Repeat exactly the lines that begin at the one containing "Give me the" and end at the final line of the records; include no pictures and nothing else.

===== The records =====

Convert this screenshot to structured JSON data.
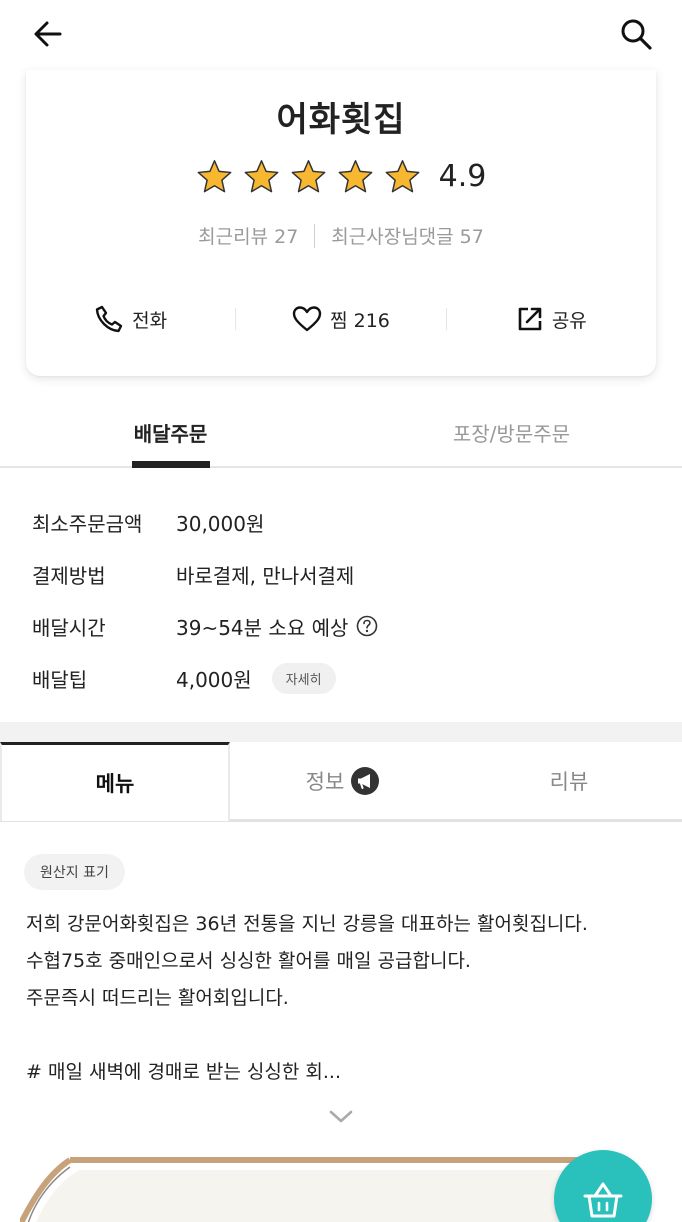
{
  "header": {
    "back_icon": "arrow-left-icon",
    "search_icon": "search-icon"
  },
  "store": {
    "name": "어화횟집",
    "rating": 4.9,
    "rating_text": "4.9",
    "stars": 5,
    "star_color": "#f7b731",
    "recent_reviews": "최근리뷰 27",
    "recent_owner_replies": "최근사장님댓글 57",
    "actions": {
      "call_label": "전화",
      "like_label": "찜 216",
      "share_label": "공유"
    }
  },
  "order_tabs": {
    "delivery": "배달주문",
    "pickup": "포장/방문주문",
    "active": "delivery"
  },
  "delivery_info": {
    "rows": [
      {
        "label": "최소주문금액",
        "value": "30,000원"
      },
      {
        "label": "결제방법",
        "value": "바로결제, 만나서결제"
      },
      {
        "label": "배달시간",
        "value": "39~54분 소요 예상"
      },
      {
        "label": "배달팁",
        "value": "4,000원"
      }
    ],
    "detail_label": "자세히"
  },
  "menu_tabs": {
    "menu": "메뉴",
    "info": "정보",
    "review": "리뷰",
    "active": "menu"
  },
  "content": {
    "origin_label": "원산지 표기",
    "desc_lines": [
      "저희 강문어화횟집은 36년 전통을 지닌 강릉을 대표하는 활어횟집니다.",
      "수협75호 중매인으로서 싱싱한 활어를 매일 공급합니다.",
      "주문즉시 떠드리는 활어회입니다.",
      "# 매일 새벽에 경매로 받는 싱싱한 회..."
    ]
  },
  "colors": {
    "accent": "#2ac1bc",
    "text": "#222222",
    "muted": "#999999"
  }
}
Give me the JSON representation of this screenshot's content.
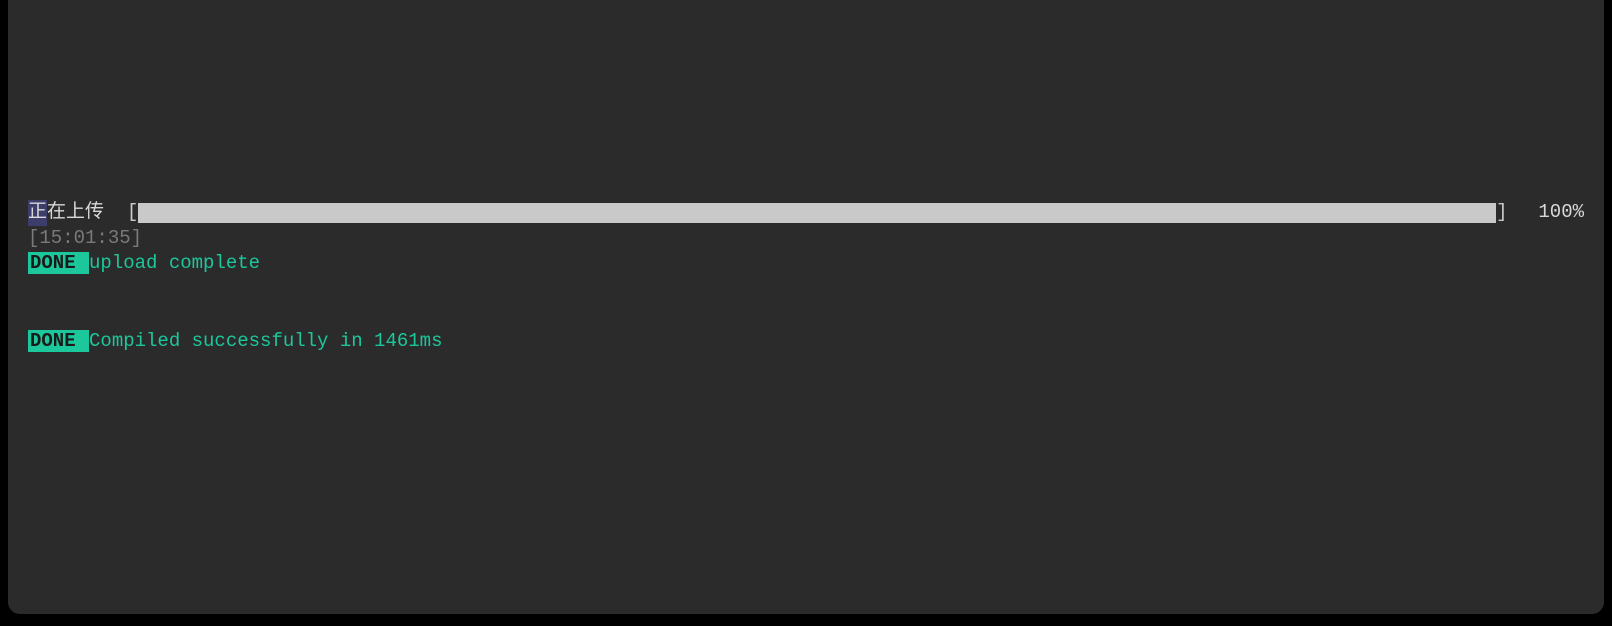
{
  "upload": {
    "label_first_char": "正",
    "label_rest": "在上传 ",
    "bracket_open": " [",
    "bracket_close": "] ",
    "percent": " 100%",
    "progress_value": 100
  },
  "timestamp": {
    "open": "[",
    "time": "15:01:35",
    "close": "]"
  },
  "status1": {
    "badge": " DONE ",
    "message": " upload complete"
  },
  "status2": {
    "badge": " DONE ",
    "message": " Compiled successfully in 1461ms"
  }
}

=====

Task response
Give me the JSON representation of this screenshot's content.
{
  "upload": {
    "label_first_char": "正",
    "label_rest": "在上传 ",
    "bracket_open": " [",
    "bracket_close": "] ",
    "percent": " 100%",
    "progress_value": 100
  },
  "timestamp": {
    "open": "[",
    "time": "15:01:35",
    "close": "]"
  },
  "status1": {
    "badge": " DONE ",
    "message": " upload complete"
  },
  "status2": {
    "badge": " DONE ",
    "message": " Compiled successfully in 1461ms"
  }
}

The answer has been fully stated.